- [Problem]
Please copy each line below that contains the word "caption".

(Excerpts from an interface dataset)
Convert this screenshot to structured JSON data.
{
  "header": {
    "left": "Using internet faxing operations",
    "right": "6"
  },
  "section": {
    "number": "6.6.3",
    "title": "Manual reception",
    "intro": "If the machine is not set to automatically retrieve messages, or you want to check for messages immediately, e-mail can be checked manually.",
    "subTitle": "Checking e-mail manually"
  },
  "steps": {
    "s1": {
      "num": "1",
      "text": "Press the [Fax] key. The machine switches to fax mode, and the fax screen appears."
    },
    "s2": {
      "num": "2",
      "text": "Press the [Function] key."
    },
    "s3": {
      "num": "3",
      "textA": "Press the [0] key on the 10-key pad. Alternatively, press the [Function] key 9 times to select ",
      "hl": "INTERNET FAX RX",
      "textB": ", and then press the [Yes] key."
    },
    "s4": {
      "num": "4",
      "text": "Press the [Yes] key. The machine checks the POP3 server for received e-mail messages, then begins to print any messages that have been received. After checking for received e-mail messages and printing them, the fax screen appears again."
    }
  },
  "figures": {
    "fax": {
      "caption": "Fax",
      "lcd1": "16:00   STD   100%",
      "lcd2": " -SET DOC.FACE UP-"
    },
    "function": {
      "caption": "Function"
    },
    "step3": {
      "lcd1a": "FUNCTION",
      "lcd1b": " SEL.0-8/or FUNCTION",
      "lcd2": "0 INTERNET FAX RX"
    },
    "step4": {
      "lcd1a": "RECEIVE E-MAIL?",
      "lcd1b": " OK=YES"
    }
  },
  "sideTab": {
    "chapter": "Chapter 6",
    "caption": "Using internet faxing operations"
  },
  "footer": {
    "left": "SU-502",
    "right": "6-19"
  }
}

- [Answer section]
      "caption": "Fax",
      "caption": "Function"
    "caption": "Using internet faxing operations"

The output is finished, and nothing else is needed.